And I wished that my flight was leaving Monday, and I wished that I had danced with the boy who I said goodbye to the day before, and I wished  that I didn’t wish anything because then I wouldn’t have met the wonderful people who made my last night in South America so special – who admired my courage to set off on my own.

Who told me that I should be proud of myself, who stood on the steps in front of the hostel and waved goodbye, who shouted again and again, “Buen Viaje!”

Now and Then

18 Oct

You walk away from everything like you always do.  You can never walk away quietly; it is always fire.

You wonder why you are like this – why it has to be this way, but then you know that you never want anything to come back to.

This is how your life is – one circle of flames on top of the other, spiraling up toward some purpose you hope is waiting for you.

Because that must be it, and if it isn’t, at least you burn.

And as you watch your former lives fall away you know that you feel younger now than you did then.  And you know this time the finger on the match was yours.

And you know now new flames are being lit within, connecting back into the belief that all that you thought you were capable of is still there.

This is your responsibility; to grasp onto your own inner belief, grasp onto what you belief you can provide to serve wherever you land.

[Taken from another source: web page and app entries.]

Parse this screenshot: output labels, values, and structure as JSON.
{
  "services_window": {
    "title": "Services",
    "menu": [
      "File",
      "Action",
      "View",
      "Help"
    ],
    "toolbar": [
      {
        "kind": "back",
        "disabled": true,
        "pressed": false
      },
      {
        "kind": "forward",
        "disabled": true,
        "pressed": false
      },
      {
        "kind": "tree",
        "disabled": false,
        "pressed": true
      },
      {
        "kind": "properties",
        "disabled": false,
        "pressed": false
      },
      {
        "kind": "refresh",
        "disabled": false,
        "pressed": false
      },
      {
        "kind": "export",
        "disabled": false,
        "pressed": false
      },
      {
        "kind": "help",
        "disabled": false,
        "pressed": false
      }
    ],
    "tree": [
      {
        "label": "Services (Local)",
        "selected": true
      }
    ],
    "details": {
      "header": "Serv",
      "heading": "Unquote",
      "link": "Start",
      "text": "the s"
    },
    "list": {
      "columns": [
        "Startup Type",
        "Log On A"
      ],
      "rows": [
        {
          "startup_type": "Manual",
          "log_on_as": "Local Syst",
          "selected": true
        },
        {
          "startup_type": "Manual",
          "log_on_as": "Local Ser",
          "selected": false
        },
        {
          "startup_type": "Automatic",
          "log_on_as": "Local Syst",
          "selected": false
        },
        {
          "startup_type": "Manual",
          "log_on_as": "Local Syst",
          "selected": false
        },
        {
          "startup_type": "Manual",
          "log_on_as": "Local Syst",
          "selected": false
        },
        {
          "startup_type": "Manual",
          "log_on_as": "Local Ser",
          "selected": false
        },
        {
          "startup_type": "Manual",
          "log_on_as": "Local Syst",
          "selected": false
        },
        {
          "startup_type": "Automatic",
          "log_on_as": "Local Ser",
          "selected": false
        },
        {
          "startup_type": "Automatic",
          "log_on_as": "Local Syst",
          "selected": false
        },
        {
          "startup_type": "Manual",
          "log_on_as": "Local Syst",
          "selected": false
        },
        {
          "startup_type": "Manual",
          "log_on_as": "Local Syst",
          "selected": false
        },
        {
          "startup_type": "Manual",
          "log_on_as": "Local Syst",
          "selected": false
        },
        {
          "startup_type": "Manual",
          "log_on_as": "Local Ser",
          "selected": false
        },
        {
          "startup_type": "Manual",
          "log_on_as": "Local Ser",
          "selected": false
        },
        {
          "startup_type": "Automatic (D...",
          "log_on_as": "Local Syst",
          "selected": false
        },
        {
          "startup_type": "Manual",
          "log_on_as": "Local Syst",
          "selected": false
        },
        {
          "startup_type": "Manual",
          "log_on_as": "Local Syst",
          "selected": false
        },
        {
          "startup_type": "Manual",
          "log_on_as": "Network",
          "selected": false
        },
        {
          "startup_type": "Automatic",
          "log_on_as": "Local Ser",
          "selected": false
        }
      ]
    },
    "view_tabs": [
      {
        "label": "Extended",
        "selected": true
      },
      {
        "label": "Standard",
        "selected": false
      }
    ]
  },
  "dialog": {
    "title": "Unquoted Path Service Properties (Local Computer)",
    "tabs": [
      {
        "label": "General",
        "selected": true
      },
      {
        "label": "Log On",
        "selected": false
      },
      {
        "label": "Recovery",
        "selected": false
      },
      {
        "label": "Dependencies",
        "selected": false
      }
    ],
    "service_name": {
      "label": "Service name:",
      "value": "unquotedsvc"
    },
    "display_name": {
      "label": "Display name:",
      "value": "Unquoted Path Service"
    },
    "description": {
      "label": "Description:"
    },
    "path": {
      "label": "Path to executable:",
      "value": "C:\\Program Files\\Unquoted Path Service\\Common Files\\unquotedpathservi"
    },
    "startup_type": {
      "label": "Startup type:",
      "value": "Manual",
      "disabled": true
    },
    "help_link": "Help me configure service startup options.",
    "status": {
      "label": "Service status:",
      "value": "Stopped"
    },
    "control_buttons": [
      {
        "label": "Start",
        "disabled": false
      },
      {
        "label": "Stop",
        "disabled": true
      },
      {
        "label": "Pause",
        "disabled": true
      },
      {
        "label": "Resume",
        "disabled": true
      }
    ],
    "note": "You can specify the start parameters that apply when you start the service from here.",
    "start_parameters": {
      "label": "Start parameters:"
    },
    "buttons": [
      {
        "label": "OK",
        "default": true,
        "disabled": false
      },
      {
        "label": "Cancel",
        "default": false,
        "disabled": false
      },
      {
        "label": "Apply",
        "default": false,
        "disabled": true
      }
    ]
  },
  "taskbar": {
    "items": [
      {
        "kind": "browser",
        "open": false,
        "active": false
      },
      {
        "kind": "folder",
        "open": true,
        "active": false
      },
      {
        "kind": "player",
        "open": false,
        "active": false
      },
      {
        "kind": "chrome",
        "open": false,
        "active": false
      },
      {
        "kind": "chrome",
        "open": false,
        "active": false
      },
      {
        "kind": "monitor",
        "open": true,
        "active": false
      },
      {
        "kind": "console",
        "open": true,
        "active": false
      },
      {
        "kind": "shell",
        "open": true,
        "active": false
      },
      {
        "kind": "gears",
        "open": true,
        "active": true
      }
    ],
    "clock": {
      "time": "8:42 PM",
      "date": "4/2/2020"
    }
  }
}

But you don’t know where that is, and you don’t know how long you’ll drift, and you don’t know how long you will want to be alone, free and beholden to none.

You only know now is the reckoning, or the change, or the space that you needed to look back at your own creation; to look back at all you destroyed and walked away from; to look back and see what’s left of you when you return.

For now it is disconnection, uneven terrain, passion and silence.  It is a pen in a hand and paper that no one will read.

It is stories that won’t ever be told; it is cities that have no return.  It is a map to nowhere and a destination that is foggy; it is the echoes between the mountains, in valleys that reflect back the sound of your own making.

A Haphazard Beginning

17 Sep

I’m sitting here hours before my journey and a few  things just don’t seem right. The space bar on my new, yet crappy, computer doesn’t really seem to work.  I know this will affect my writing ability as it’s a pretty important key.  Also challenging is that the computer I bought is the wrong size.

Upon reflection it occurs to me that the box should have been the tell, and questions such as, “If it is supposed to be a mini why is the box so big?”  Or, “Why didn’t I do my research and buy a non-crappy computer weeks ago?” can’t help but cross my mind.

I don’t have answers to these questions, and I’m trying to ignore them as a sign of my ill-planned journey, but the truth is the whole thing feels somewhat haphazard.

I can’t really envision myself trudging up the Peruvian mountains with a pack that is half the size of me.  Especially because I’ve spent the past few weeks consuming more alcohol than I have the entire year.  Nor do I know how I’m going to get to Cartegena and Medellin, yet these are my chosen beginning destinations.

The only thing I have thus far is a ride from the airport and a place to stay in Bogota- so there’s my beginning.

As for the rest of it, we shall see.